I've been crazy about color since I was a kid. One of my earliest memories involves a family trip to Como Zoo in Minneapolis. I was not yet in kindergarten, so the city and the animals excited me. And the balloon vendor with a giant, buoyant bouquet of red, yellow, and blue balloons--just like on the Wonder Bread wrapper--especially thrilled me.
My parents bought me a balloon.The balloon man asked me which color I wanted. I knew I wanted red, but I was a terribly bashful youngster. Research indicates that red is a favorite color for many kids.
"Which color do you want?" the man asked me again. I was too shy to say. My second choice was blue--a pale sky blue. Almost the color of my eyes. "Do you have a favorite?" the balloon man asked me again. Again, I did not answer, afraid to voice my preference.

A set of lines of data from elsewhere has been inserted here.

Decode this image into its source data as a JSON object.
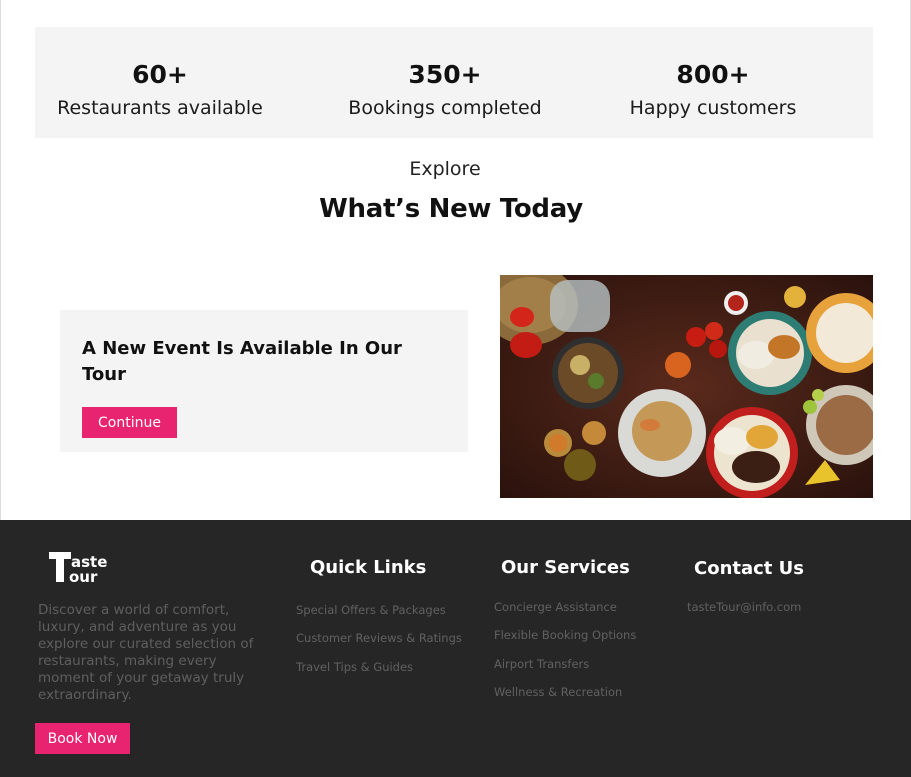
{
  "stats": [
    {
      "value": "60+",
      "label": "Restaurants available"
    },
    {
      "value": "350+",
      "label": "Bookings completed"
    },
    {
      "value": "800+",
      "label": "Happy customers"
    }
  ],
  "section": {
    "eyebrow": "Explore",
    "title": "What’s New Today"
  },
  "event": {
    "title": "A New Event Is Available In Our Tour",
    "button_label": "Continue"
  },
  "food_image": {
    "alt": "food-spread-photo"
  },
  "footer": {
    "logo_text": "Taste Tour",
    "about": "Discover a world of comfort, luxury, and adventure as you explore our curated selection of restaurants, making every moment of your getaway truly extraordinary.",
    "book_button": "Book Now",
    "quick_links": {
      "title": "Quick Links",
      "items": [
        "Special Offers & Packages",
        "Customer Reviews & Ratings",
        "Travel Tips & Guides"
      ]
    },
    "services": {
      "title": "Our Services",
      "items": [
        "Concierge Assistance",
        "Flexible Booking Options",
        "Airport Transfers",
        "Wellness & Recreation"
      ]
    },
    "contact": {
      "title": "Contact Us",
      "email": "tasteTour@info.com"
    }
  },
  "colors": {
    "accent": "#e8236f",
    "footer_bg": "#262626",
    "card_bg": "#f4f4f4"
  }
}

And then the balloon man handed me a yellow balloon--my least favorite. I was crestfallen. Maybe he thought the yellow balloon matched my hair. I was disappointed, yet still did not ask to swap the yellow. I wanted red, would settle for blue, but wound up with default yellow. My dad tied the balloon around my little wrist, and I looked up and it and pretended the yellow balloon was the sun. Still, I had wanted red.
Ask for what you want. And don't be afraid to specify.

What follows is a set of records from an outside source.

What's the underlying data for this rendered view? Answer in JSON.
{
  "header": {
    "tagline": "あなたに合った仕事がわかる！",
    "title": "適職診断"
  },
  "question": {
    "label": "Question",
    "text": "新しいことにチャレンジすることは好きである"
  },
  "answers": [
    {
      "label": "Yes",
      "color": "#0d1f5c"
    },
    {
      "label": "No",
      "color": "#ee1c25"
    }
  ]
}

I look back on that anecdote and realize that it's important to ask for what we want. And sometimes it's ok and even appropriate to ask with some specificity. If we have a choice, why not speak up and ask for our heart's desires?
Pantone Matching System: A designer's wide spectrum rainbow.
The story also underscores my early appreciation of color. Selecting color palettes is one of my favorite aspects of my work as an art director for printed materials. I just inherited a new set of Pantone Matching System color selector books with more PMS colors that you can shake a mahl stick at. This year, Pantone added 566 new colors: 224 solid colors, 300 premium metallics, and 42 neons. You might not believe how much we deliberate over colors. A trained eye can see many colors--even in white.
Color is a vibration: choose carefully.
I have one main rule when I work with color: The bigger the risk, the bigger the reward. I've found this truth both in my home decor and in graphic design projects. Colors have clout.
Color, we know from the scientists, is a vibration. Different colors have different vibrations. We know, too, that black in paint represents all pigments. Yet black in light represents none.